*In all relationships, we will remember that Christ said, “Inasmuch as ye have done it unto the least of these . . . ye have done it unto me.”

*We will eagerly heed the counsel of the living prophet of God.

*We will strive to make our homes a place where all who enter may feel peace, love, harmony, and the Spirit of Christ, and move toward a perfect brightness of hope.

*We will retain a remission of our sins by sharing our worldly goods, and forgiving all offenses that we too may be forgiven.

*We will attend the temple as often as we can, feeling love of God and others.

*When we stumble and fall, the Lord will help us up, and we will help each other, as we walk together towards our Heavenly Home.

The event was memorable in every way. So many family members thanked us for our efforts and we felt happy and satisfied that our small efforts had resulted in an outpouring of the Spirit and an outpouring of love for our parents and for each other.

How Can You Pass On Your Legacy of Faith?

The legacy of faith so many of us have been blessed with is so worth celebrating! I encourage you to think of ways you could bring your own family closer by celebrating the legacy of goodly parents and grandparents. No one has perfect parents; ours certainly were not. But no matter their shortcomings, if our parents pointed us toward the gospel of Christ, we have been blessed indeed. Reminding each other and our posterity of such blessings is a worthy endeavor.

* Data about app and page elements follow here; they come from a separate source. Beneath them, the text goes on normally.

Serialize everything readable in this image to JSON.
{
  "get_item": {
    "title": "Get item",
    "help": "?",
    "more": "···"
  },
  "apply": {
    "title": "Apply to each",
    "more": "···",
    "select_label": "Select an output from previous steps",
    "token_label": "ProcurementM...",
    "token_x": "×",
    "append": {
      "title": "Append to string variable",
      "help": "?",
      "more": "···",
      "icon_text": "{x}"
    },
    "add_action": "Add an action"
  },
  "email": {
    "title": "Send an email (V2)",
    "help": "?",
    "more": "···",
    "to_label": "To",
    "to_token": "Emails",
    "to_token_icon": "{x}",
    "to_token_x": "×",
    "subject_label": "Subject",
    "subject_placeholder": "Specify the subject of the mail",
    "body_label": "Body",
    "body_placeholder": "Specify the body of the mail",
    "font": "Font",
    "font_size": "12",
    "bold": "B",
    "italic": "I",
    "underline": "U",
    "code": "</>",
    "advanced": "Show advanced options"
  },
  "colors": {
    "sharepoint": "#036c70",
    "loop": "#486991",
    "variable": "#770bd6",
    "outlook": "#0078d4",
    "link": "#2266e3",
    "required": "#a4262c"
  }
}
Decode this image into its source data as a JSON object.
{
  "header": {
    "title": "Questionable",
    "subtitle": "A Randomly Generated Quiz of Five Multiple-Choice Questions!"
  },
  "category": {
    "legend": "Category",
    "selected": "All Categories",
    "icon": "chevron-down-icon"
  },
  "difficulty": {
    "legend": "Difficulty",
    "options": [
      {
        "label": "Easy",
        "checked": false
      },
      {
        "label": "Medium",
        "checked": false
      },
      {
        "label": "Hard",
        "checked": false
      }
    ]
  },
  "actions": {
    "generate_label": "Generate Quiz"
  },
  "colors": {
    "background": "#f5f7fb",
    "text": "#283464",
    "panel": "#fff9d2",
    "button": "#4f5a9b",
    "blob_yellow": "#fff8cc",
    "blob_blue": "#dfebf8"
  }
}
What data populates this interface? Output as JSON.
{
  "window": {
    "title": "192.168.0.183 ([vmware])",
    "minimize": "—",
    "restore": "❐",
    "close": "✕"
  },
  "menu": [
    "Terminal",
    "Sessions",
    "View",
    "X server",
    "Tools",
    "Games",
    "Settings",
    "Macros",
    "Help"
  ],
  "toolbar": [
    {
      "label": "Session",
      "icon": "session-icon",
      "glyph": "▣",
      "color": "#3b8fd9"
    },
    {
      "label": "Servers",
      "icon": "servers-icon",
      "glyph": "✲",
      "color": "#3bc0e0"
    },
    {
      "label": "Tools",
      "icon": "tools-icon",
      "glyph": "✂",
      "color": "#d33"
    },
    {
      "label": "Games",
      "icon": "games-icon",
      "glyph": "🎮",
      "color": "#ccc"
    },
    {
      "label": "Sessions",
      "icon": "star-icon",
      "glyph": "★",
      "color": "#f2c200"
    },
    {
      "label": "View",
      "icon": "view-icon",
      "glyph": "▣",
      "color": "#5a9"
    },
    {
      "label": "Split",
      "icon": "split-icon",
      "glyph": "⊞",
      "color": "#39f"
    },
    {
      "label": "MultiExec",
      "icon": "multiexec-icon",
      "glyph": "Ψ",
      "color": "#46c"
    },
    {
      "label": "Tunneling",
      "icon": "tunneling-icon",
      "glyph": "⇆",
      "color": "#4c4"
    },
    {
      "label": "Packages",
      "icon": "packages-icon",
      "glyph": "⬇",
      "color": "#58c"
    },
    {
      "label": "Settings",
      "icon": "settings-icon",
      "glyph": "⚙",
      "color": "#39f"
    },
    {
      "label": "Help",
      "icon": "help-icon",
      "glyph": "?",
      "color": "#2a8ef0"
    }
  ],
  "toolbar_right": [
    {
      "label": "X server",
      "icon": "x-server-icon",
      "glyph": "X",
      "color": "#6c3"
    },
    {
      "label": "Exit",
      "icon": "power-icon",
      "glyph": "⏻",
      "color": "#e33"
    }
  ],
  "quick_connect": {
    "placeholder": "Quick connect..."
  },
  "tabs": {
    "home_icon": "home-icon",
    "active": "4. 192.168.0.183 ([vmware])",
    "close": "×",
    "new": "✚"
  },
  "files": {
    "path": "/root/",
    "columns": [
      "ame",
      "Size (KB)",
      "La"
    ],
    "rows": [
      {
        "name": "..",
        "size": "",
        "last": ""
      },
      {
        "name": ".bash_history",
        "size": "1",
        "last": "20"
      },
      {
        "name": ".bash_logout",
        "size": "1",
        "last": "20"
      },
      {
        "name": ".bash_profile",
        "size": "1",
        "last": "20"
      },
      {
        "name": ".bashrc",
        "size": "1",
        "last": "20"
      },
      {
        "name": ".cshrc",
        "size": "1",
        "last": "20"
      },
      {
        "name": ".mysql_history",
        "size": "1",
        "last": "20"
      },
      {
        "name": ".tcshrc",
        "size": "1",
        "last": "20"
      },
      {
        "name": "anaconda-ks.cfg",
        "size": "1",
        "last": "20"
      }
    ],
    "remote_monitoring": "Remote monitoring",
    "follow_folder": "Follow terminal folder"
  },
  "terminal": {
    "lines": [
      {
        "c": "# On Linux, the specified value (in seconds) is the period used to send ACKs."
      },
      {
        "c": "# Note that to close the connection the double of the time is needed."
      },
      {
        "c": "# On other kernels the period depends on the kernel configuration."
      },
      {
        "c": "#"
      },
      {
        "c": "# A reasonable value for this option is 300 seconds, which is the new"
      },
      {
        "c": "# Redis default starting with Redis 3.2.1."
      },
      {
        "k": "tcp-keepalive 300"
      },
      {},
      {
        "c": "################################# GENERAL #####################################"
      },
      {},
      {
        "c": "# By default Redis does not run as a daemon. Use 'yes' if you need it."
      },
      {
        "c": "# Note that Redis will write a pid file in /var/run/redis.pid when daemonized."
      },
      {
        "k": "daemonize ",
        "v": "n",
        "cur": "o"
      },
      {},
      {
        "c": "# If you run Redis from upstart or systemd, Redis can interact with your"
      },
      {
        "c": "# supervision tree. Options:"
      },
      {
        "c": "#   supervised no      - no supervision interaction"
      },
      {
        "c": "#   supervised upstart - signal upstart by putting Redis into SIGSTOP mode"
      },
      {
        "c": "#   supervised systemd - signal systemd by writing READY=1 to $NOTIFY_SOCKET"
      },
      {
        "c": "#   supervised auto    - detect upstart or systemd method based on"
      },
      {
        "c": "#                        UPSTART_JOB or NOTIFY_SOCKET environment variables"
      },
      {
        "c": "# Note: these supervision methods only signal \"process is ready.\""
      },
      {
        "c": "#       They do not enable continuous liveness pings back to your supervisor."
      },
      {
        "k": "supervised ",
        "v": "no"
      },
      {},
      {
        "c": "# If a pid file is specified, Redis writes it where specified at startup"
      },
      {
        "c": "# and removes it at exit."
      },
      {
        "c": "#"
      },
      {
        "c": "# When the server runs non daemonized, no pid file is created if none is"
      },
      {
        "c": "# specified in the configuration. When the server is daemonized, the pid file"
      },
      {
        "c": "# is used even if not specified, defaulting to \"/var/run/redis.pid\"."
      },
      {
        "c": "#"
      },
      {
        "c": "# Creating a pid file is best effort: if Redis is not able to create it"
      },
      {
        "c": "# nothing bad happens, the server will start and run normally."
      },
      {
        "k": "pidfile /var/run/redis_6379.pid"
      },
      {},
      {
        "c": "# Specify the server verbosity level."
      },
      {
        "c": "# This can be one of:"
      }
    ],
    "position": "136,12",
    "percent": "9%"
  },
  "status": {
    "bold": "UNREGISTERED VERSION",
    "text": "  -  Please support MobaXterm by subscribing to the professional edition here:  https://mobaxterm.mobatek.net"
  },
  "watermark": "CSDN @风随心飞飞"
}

Writer Christine Davidson, said, “Voices of our heritage may be buried somewhere in the dust of our neglect.” We can choose to raise those voices from the dust and find ways to let them ring loud and clear. Surely the Lord will show each of us small, do-able ways to keep the voices of our heritage ringing out in our own family. Memorial Day is a good time to start.

Note: Visit Darla at her website